WHAT TO WORK ON: Return the listing that follows exactly, with no pictures included.
++++
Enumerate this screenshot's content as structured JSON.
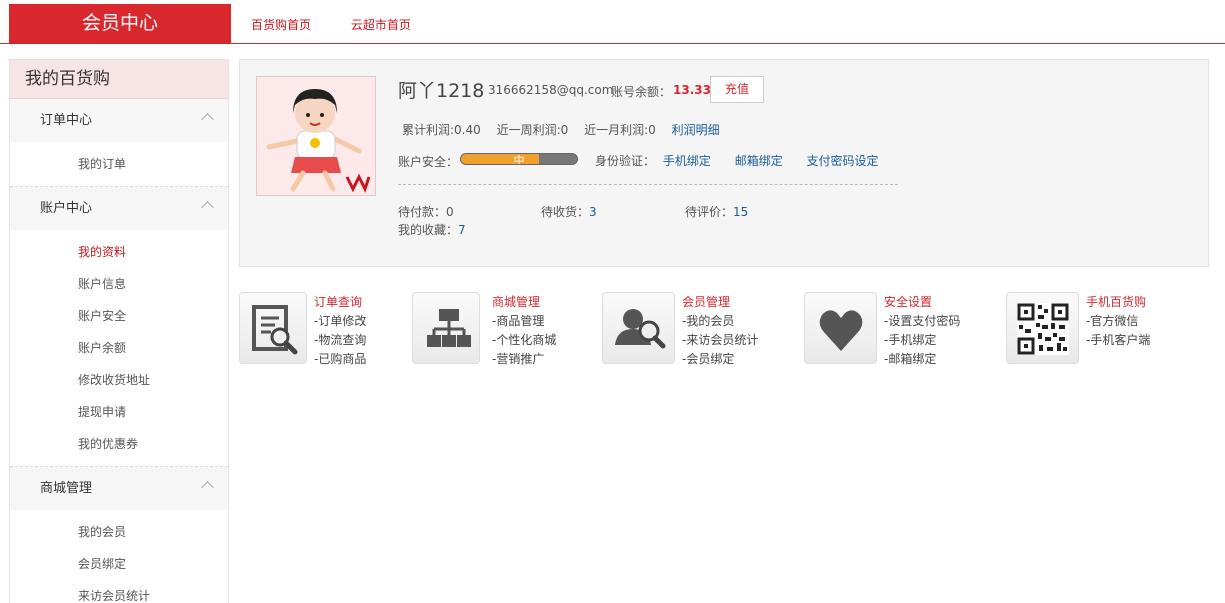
{
  "header": {
    "brand": "会员中心",
    "nav": [
      "百货购首页",
      "云超市首页"
    ]
  },
  "sidebar": {
    "title": "我的百货购",
    "groups": [
      {
        "label": "订单中心",
        "items": [
          "我的订单"
        ]
      },
      {
        "label": "账户中心",
        "items": [
          "我的资料",
          "账户信息",
          "账户安全",
          "账户余额",
          "修改收货地址",
          "提现申请",
          "我的优惠券"
        ]
      },
      {
        "label": "商城管理",
        "items": [
          "我的会员",
          "会员绑定",
          "来访会员统计"
        ]
      }
    ]
  },
  "profile": {
    "username": "阿丫1218",
    "email": "316662158@qq.com",
    "balance_label": "账号余额：",
    "balance": "13.33",
    "recharge": "充值",
    "stats": {
      "total": "累计利润:0.40",
      "week": "近一周利润:0",
      "month": "近一月利润:0",
      "detail_link": "利润明细"
    },
    "security": {
      "label": "账户安全：",
      "level": "中",
      "level_fraction": 0.67,
      "verify_label": "身份验证：",
      "links": [
        "手机绑定",
        "邮箱绑定",
        "支付密码设定"
      ]
    },
    "orders": {
      "pending_pay_label": "待付款：",
      "pending_pay": "0",
      "pending_receive_label": "待收货：",
      "pending_receive": "3",
      "pending_review_label": "待评价：",
      "pending_review": "15",
      "favorites_label": "我的收藏：",
      "favorites": "7"
    }
  },
  "quick_links": [
    {
      "title": "订单查询",
      "lines": [
        "-订单修改",
        "-物流查询",
        "-已购商品"
      ],
      "icon": "document-search-icon"
    },
    {
      "title": "商城管理",
      "lines": [
        "-商品管理",
        "-个性化商城",
        "-营销推广"
      ],
      "icon": "org-chart-icon"
    },
    {
      "title": "会员管理",
      "lines": [
        "-我的会员",
        "-来访会员统计",
        "-会员绑定"
      ],
      "icon": "user-search-icon"
    },
    {
      "title": "安全设置",
      "lines": [
        "-设置支付密码",
        "-手机绑定",
        "-邮箱绑定"
      ],
      "icon": "heart-icon"
    },
    {
      "title": "手机百货购",
      "lines": [
        "-官方微信",
        "-手机客户端"
      ],
      "icon": "qr-code-icon"
    }
  ],
  "colors": {
    "accent": "#d9272e",
    "link": "#1a5c9e"
  }
}
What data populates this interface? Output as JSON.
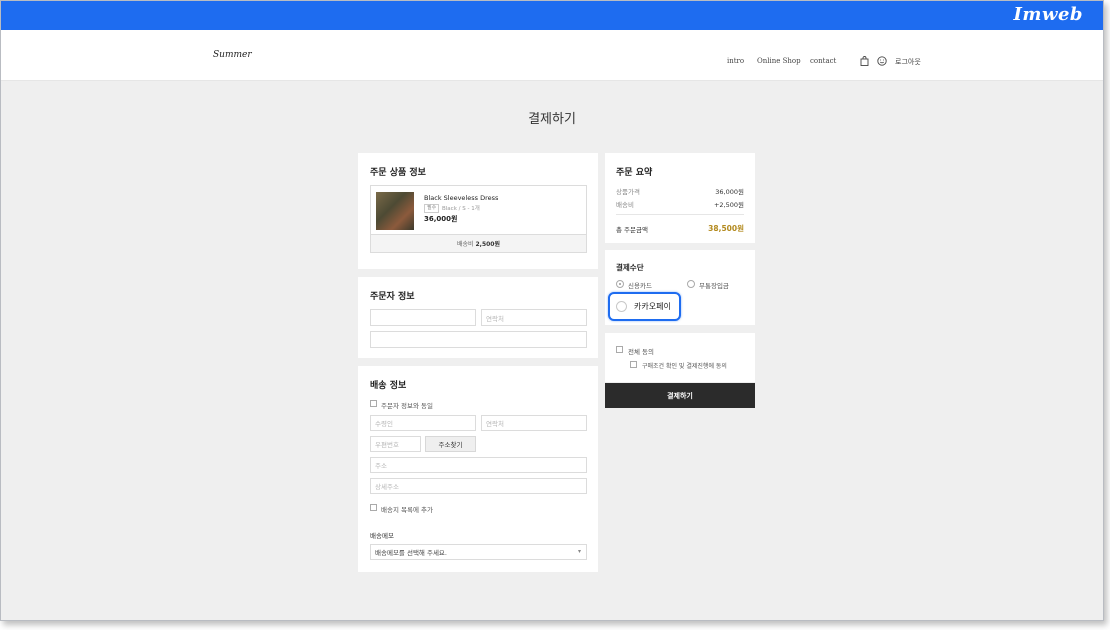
{
  "brand": "Imweb",
  "header": {
    "logo": "Summer",
    "nav": [
      "intro",
      "Online Shop",
      "contact"
    ],
    "logout": "로그아웃"
  },
  "page": {
    "title": "결제하기"
  },
  "order_products": {
    "title": "주문 상품 정보",
    "product": {
      "name": "Black Sleeveless Dress",
      "tag": "필수",
      "option": "Black / S - 1개",
      "price": "36,000원"
    },
    "shipping_label": "배송비",
    "shipping_value": "2,500원"
  },
  "orderer": {
    "title": "주문자 정보",
    "contact_placeholder": "연락처"
  },
  "delivery": {
    "title": "배송 정보",
    "same_as_orderer": "주문자 정보와 동일",
    "recipient_placeholder": "수령인",
    "contact_placeholder": "연락처",
    "zipcode_placeholder": "우편번호",
    "address_search_button": "주소찾기",
    "address_placeholder": "주소",
    "address_detail_placeholder": "상세주소",
    "add_to_list": "배송지 목록에 추가",
    "memo_label": "배송메모",
    "memo_select": "배송메모를 선택해 주세요."
  },
  "summary": {
    "title": "주문 요약",
    "rows": [
      {
        "label": "상품가격",
        "value": "36,000원"
      },
      {
        "label": "배송비",
        "value": "+2,500원"
      }
    ],
    "total_label": "총 주문금액",
    "total_value": "38,500원"
  },
  "payment": {
    "title": "결제수단",
    "methods": [
      "신용카드",
      "무통장입금",
      "카카오페이"
    ],
    "selected": "신용카드"
  },
  "agreement": {
    "all": "전체 동의",
    "terms": "구매조건 확인 및 결제진행에 동의"
  },
  "pay_button": "결제하기",
  "colors": {
    "topbar": "#1e6cf0",
    "highlight": "#1e6cf0",
    "total_accent": "#b38a1e",
    "pay_button_bg": "#2b2b2b"
  },
  "icons": [
    "bag-icon",
    "smile-icon",
    "product-thumbnail",
    "chevron-down-icon"
  ]
}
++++
TASK OUTPUT:
Enumerate this screenshot's content as structured JSON.
{
  "header": {
    "brand": "会员中心",
    "nav": [
      "百货购首页",
      "云超市首页"
    ]
  },
  "sidebar": {
    "title": "我的百货购",
    "groups": [
      {
        "label": "订单中心",
        "items": [
          "我的订单"
        ]
      },
      {
        "label": "账户中心",
        "items": [
          "我的资料",
          "账户信息",
          "账户安全",
          "账户余额",
          "修改收货地址",
          "提现申请",
          "我的优惠券"
        ]
      },
      {
        "label": "商城管理",
        "items": [
          "我的会员",
          "会员绑定",
          "来访会员统计"
        ]
      }
    ]
  },
  "profile": {
    "username": "阿丫1218",
    "email": "316662158@qq.com",
    "balance_label": "账号余额：",
    "balance": "13.33",
    "recharge": "充值",
    "stats": {
      "total": "累计利润:0.40",
      "week": "近一周利润:0",
      "month": "近一月利润:0",
      "detail_link": "利润明细"
    },
    "security": {
      "label": "账户安全：",
      "level": "中",
      "level_fraction": 0.67,
      "verify_label": "身份验证：",
      "links": [
        "手机绑定",
        "邮箱绑定",
        "支付密码设定"
      ]
    },
    "orders": {
      "pending_pay_label": "待付款：",
      "pending_pay": "0",
      "pending_receive_label": "待收货：",
      "pending_receive": "3",
      "pending_review_label": "待评价：",
      "pending_review": "15",
      "favorites_label": "我的收藏：",
      "favorites": "7"
    }
  },
  "quick_links": [
    {
      "title": "订单查询",
      "lines": [
        "-订单修改",
        "-物流查询",
        "-已购商品"
      ],
      "icon": "document-search-icon"
    },
    {
      "title": "商城管理",
      "lines": [
        "-商品管理",
        "-个性化商城",
        "-营销推广"
      ],
      "icon": "org-chart-icon"
    },
    {
      "title": "会员管理",
      "lines": [
        "-我的会员",
        "-来访会员统计",
        "-会员绑定"
      ],
      "icon": "user-search-icon"
    },
    {
      "title": "安全设置",
      "lines": [
        "-设置支付密码",
        "-手机绑定",
        "-邮箱绑定"
      ],
      "icon": "heart-icon"
    },
    {
      "title": "手机百货购",
      "lines": [
        "-官方微信",
        "-手机客户端"
      ],
      "icon": "qr-code-icon"
    }
  ],
  "colors": {
    "accent": "#d9272e",
    "link": "#1a5c9e"
  }
}
What data populates this interface? Output as JSON.
{
  "brand": "Imweb",
  "header": {
    "logo": "Summer",
    "nav": [
      "intro",
      "Online Shop",
      "contact"
    ],
    "logout": "로그아웃"
  },
  "page": {
    "title": "결제하기"
  },
  "order_products": {
    "title": "주문 상품 정보",
    "product": {
      "name": "Black Sleeveless Dress",
      "tag": "필수",
      "option": "Black / S - 1개",
      "price": "36,000원"
    },
    "shipping_label": "배송비",
    "shipping_value": "2,500원"
  },
  "orderer": {
    "title": "주문자 정보",
    "contact_placeholder": "연락처"
  },
  "delivery": {
    "title": "배송 정보",
    "same_as_orderer": "주문자 정보와 동일",
    "recipient_placeholder": "수령인",
    "contact_placeholder": "연락처",
    "zipcode_placeholder": "우편번호",
    "address_search_button": "주소찾기",
    "address_placeholder": "주소",
    "address_detail_placeholder": "상세주소",
    "add_to_list": "배송지 목록에 추가",
    "memo_label": "배송메모",
    "memo_select": "배송메모를 선택해 주세요."
  },
  "summary": {
    "title": "주문 요약",
    "rows": [
      {
        "label": "상품가격",
        "value": "36,000원"
      },
      {
        "label": "배송비",
        "value": "+2,500원"
      }
    ],
    "total_label": "총 주문금액",
    "total_value": "38,500원"
  },
  "payment": {
    "title": "결제수단",
    "methods": [
      "신용카드",
      "무통장입금",
      "카카오페이"
    ],
    "selected": "신용카드"
  },
  "agreement": {
    "all": "전체 동의",
    "terms": "구매조건 확인 및 결제진행에 동의"
  },
  "pay_button": "결제하기",
  "colors": {
    "topbar": "#1e6cf0",
    "highlight": "#1e6cf0",
    "total_accent": "#b38a1e",
    "pay_button_bg": "#2b2b2b"
  },
  "icons": [
    "bag-icon",
    "smile-icon",
    "product-thumbnail",
    "chevron-down-icon"
  ]
}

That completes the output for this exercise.